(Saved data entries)
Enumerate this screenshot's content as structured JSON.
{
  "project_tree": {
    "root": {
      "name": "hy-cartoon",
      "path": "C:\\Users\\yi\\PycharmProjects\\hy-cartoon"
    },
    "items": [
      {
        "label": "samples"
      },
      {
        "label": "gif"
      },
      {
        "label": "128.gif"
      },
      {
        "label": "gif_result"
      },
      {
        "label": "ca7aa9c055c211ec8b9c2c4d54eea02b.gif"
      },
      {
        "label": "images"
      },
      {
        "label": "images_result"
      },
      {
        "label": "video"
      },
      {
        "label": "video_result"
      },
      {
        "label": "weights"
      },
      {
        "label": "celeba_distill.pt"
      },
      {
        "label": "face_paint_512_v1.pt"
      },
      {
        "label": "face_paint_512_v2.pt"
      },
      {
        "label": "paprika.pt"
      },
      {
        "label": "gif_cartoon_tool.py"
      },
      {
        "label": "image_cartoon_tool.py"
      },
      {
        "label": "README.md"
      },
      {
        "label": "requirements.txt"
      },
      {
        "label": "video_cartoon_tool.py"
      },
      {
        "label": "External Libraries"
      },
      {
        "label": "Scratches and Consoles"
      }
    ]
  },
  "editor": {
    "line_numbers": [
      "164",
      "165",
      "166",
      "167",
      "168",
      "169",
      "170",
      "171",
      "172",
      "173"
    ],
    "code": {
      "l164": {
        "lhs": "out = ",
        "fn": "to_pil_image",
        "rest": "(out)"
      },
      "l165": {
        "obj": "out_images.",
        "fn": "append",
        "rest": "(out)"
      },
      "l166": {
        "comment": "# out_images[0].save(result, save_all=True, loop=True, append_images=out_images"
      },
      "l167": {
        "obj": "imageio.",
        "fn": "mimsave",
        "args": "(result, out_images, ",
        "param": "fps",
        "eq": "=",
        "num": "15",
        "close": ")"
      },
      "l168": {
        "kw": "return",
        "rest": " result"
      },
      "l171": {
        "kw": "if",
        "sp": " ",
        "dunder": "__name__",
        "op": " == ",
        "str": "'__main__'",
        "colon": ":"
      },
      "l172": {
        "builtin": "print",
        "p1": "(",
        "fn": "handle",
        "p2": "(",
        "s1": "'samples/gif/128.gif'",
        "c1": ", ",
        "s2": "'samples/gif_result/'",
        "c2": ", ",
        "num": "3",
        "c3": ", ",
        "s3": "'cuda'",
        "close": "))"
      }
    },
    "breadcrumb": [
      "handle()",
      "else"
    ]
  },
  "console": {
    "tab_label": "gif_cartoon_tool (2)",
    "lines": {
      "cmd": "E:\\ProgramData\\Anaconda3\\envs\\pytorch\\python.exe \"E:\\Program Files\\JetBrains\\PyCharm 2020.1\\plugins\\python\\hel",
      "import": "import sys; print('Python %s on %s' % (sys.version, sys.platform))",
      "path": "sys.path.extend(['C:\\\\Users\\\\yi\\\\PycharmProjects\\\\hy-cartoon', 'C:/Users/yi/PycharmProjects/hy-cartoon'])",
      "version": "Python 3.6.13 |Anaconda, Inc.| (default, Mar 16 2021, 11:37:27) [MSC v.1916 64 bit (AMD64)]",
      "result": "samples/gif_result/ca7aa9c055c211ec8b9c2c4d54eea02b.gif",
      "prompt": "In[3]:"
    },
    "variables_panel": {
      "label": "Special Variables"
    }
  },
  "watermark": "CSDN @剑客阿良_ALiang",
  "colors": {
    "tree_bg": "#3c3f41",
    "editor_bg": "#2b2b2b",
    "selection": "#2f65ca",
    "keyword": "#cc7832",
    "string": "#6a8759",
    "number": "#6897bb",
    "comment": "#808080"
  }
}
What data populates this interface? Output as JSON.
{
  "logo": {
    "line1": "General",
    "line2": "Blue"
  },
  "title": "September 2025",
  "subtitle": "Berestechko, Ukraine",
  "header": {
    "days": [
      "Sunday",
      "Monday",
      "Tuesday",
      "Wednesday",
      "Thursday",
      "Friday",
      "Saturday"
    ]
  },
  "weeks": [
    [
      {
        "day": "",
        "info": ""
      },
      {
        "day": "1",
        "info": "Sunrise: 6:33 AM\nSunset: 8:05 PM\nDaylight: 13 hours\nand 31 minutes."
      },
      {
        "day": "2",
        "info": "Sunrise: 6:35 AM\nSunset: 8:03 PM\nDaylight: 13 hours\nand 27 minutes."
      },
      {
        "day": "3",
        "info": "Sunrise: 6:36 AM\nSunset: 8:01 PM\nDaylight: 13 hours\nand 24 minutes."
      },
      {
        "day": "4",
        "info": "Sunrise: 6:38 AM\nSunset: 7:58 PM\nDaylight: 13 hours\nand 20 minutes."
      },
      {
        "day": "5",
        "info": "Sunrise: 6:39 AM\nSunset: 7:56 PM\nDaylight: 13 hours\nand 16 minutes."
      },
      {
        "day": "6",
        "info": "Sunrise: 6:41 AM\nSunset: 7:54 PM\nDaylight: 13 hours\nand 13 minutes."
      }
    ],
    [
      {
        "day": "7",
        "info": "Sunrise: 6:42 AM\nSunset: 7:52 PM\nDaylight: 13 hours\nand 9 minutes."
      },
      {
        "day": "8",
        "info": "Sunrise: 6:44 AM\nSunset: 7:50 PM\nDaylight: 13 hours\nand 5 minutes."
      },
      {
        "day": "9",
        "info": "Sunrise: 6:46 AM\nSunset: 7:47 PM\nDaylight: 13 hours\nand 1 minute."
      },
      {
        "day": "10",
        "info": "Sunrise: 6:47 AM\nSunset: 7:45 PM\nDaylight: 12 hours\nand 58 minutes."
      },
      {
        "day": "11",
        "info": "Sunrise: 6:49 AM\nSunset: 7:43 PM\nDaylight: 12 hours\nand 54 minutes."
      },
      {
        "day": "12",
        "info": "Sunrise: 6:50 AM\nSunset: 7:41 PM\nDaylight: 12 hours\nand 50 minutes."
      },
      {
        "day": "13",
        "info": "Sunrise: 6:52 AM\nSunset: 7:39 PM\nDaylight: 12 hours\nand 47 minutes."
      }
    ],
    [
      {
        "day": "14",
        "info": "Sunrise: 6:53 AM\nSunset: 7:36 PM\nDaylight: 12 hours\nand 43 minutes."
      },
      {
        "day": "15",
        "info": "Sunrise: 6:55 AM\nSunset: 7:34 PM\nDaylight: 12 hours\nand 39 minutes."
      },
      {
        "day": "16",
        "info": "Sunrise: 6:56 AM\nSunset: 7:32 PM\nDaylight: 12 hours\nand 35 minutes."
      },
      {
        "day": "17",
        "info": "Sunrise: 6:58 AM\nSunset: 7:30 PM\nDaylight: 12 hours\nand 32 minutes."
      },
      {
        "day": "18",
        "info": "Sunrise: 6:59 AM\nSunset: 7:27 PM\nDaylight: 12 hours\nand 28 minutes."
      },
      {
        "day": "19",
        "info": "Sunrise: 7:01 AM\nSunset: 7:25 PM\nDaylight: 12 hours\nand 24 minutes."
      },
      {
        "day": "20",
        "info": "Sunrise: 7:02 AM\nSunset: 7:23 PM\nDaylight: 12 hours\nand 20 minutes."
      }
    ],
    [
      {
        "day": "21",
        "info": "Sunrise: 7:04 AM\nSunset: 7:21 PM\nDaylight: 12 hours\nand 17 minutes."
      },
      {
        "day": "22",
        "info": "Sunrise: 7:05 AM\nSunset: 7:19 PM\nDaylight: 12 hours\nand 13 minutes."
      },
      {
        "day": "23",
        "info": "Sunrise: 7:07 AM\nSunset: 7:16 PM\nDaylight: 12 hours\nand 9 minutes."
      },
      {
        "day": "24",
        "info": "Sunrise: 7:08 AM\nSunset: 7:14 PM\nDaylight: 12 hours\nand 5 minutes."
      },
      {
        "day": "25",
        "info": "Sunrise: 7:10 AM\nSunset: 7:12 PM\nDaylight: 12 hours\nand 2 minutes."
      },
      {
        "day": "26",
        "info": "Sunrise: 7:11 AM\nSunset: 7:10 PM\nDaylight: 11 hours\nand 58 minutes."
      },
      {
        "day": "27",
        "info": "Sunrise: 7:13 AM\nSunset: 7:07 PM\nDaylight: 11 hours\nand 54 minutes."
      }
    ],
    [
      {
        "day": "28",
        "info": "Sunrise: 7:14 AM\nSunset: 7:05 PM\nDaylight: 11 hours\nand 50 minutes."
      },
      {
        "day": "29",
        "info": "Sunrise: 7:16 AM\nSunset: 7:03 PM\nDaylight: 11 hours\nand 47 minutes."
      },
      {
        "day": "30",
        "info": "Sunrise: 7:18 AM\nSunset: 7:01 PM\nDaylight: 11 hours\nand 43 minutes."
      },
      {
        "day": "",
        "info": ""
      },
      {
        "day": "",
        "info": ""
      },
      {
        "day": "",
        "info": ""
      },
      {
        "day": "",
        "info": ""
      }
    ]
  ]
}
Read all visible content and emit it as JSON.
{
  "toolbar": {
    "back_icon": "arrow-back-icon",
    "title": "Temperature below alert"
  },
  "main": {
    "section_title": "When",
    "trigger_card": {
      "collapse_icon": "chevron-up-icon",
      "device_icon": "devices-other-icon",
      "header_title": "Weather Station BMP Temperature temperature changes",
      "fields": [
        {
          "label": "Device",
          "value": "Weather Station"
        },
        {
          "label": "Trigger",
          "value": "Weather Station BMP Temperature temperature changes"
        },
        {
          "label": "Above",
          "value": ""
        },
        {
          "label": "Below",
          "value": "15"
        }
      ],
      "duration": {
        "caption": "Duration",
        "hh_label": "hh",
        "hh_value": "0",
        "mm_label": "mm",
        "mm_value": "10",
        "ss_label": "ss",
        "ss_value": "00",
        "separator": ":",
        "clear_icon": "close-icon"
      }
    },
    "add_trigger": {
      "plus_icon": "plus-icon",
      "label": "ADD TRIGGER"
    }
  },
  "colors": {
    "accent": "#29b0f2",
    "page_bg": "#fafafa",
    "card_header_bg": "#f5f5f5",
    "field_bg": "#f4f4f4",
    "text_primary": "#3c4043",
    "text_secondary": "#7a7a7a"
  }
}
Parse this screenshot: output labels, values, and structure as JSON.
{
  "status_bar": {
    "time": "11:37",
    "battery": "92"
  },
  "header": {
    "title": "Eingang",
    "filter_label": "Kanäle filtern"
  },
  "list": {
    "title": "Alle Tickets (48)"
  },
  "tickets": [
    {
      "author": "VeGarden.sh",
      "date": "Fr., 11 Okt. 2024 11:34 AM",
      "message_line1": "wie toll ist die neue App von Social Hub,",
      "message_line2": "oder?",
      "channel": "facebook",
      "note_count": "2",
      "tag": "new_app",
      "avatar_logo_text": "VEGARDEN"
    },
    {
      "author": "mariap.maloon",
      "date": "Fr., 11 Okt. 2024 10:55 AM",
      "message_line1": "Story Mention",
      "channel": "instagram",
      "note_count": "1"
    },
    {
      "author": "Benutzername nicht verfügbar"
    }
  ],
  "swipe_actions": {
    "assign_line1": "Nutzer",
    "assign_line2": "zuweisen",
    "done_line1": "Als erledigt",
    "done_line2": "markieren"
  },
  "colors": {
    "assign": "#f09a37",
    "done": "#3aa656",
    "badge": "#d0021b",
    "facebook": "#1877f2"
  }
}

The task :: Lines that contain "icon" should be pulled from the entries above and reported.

Solution to this problem ::
    "back_icon": "arrow-back-icon",
      "collapse_icon": "chevron-up-icon",
      "device_icon": "devices-other-icon",
        "clear_icon": "close-icon"
      "plus_icon": "plus-icon",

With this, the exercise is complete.